No, we’re not – and here’s why:

select
        index_name, num_rows, leaf_blocks
from
        user_indexes
where
        table_name = 'T1'
order by
        index_name
;

INDEX_NAME             NUM_ROWS LEAF_BLOCKS
-------------------- ---------- -----------
T1_I0                   1000000        2226
T1_I1                        34           1
T1_I2                        34           1
T1_I2D                  1000000        1812

To make a column in an index “descending” Oracle takes the “one’s complement” of each byte in turn then appends 0xFF to the result. The effect of this is to turn a NULL into 0xFF which, as a non-null value, has to be stored in the index with a rowid pointing to the table. So an index holding 34 rows and avoiding the waste of 999,966 redundant entries turns into an index useing (wasting) space on those 999,966 entries when you try to create a descending version of the index. The index we end up with is nearly as big as the index on (flag, id1) would have been.

Conclusion

We can’t create the descending index we want by first creating a virtual column.
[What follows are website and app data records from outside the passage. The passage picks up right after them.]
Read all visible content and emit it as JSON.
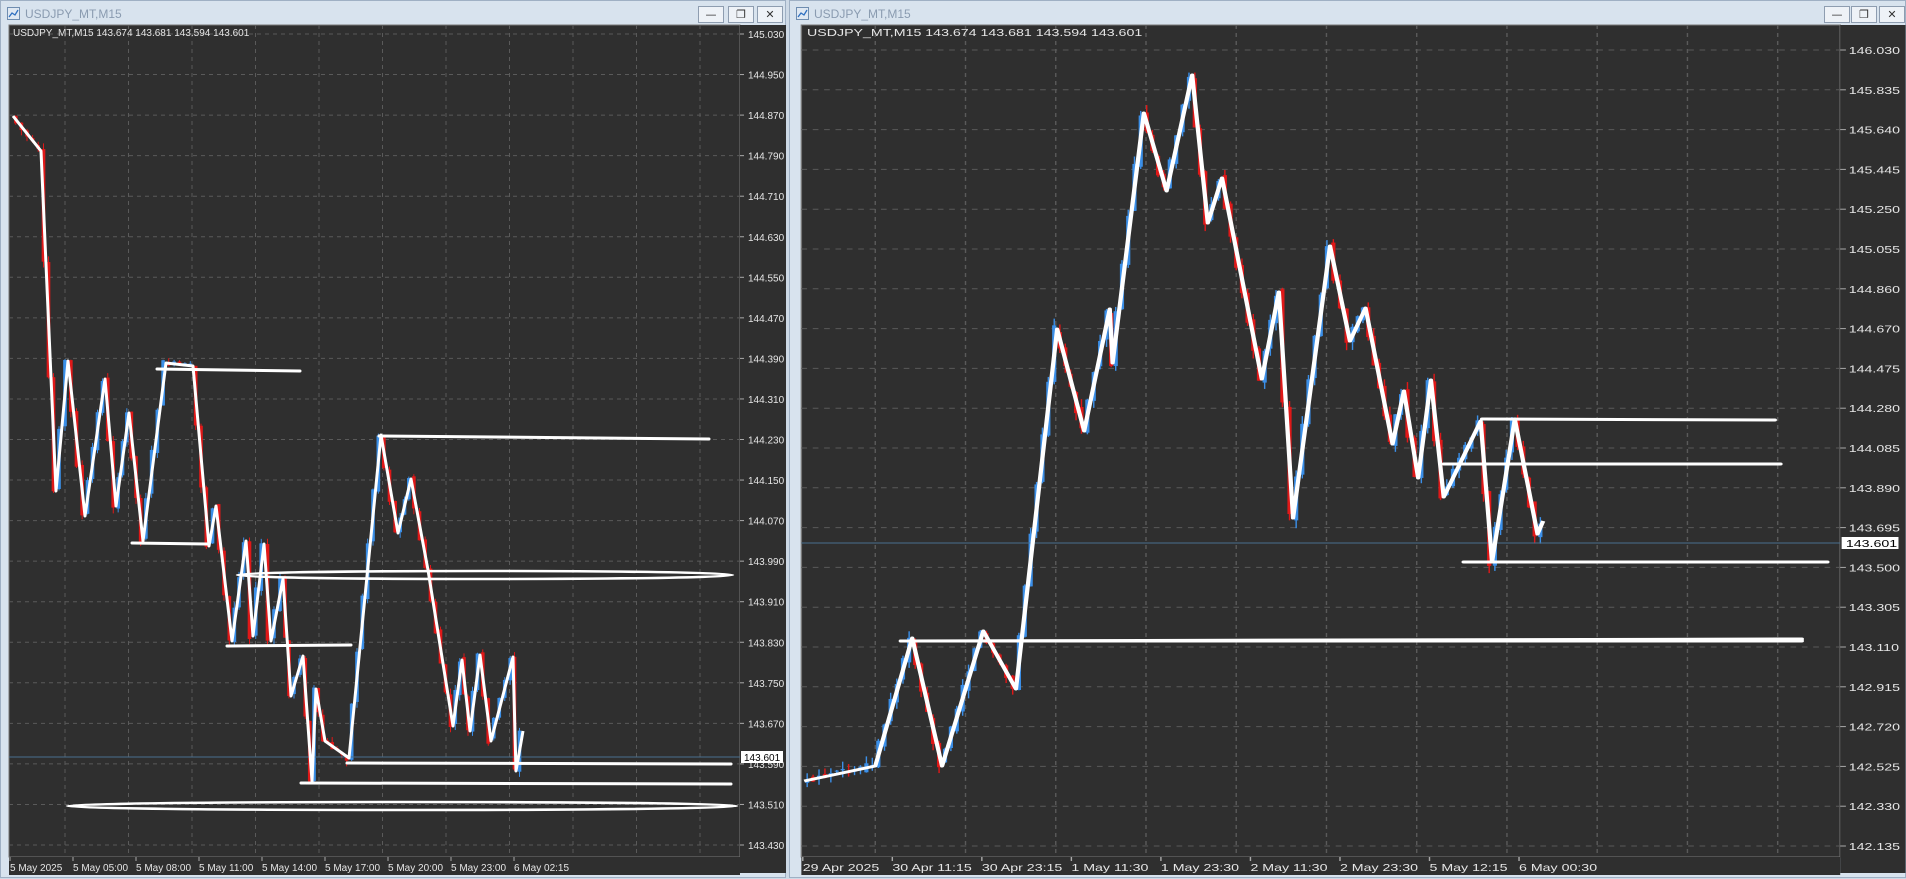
{
  "window_left": {
    "title": "USDJPY_MT,M15",
    "buttons": {
      "minimize": "—",
      "restore": "❐",
      "close": "✕"
    },
    "chart": {
      "info": "USDJPY_MT,M15  143.674 143.681 143.594 143.601",
      "price_ticks": [
        "145.030",
        "144.950",
        "144.870",
        "144.790",
        "144.710",
        "144.630",
        "144.550",
        "144.470",
        "144.390",
        "144.310",
        "144.230",
        "144.150",
        "144.070",
        "143.990",
        "143.910",
        "143.830",
        "143.750",
        "143.670",
        "143.590",
        "143.510",
        "143.430"
      ],
      "current_price": "143.601",
      "time_ticks": [
        "5 May 2025",
        "5 May 05:00",
        "5 May 08:00",
        "5 May 11:00",
        "5 May 14:00",
        "5 May 17:00",
        "5 May 20:00",
        "5 May 23:00",
        "6 May 02:15"
      ],
      "colors": {
        "bg": "#2f2f2f",
        "bull": "#3b8fe8",
        "bear": "#e01818",
        "drawing": "#ffffff"
      }
    }
  },
  "window_right": {
    "title": "USDJPY_MT,M15",
    "buttons": {
      "minimize": "—",
      "restore": "❐",
      "close": "✕"
    },
    "chart": {
      "info": "USDJPY_MT,M15  143.674 143.681 143.594 143.601",
      "price_ticks": [
        "146.030",
        "145.835",
        "145.640",
        "145.445",
        "145.250",
        "145.055",
        "144.860",
        "144.670",
        "144.475",
        "144.280",
        "144.085",
        "143.890",
        "143.695",
        "143.500",
        "143.305",
        "143.110",
        "142.915",
        "142.720",
        "142.525",
        "142.330",
        "142.135"
      ],
      "current_price": "143.601",
      "time_ticks": [
        "29 Apr 2025",
        "30 Apr 11:15",
        "30 Apr 23:15",
        "1 May 11:30",
        "1 May 23:30",
        "2 May 11:30",
        "2 May 23:30",
        "5 May 12:15",
        "6 May 00:30"
      ],
      "colors": {
        "bg": "#2f2f2f",
        "bull": "#3b8fe8",
        "bear": "#e01818",
        "drawing": "#ffffff"
      }
    }
  }
}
On the other hand, if we create it as a simple function-based index it’s going to be just as big as the index we were trying to avoid creating.

Footnote 1

The ‘0xFF’ is why you can’t create a unique, descending index unless at least one of the columns is declared not null – a two-column unique index would allow multiple rows to hold (null, null), but try to recreate it descending and those rows now hold duplicated (0xFF, 0xFF) and index creation fails. (Worse still, you may have no problem data when you create the index, and then discover that processes break because they introduce problem data.)

Footnote 2

There’s no such thing as a “descending index” – there are only indexes where some of the columns are stored descending. If you create an index with every single column marked as descending then all you’ve done is increase the size of the index, while confusing the optimizer and disabling some of the clever tricks it can do. The optimizer is perfectly able to read a normal index in descending order. (Which means that this example is a simplified demonstration of the problem – if I wanted the ‘D’ rows in descending order of id1 then I’d have an “order by id1 desc” in my query and the optimizer would produce a plan to walk the ascending (t1_i1) index in descending order.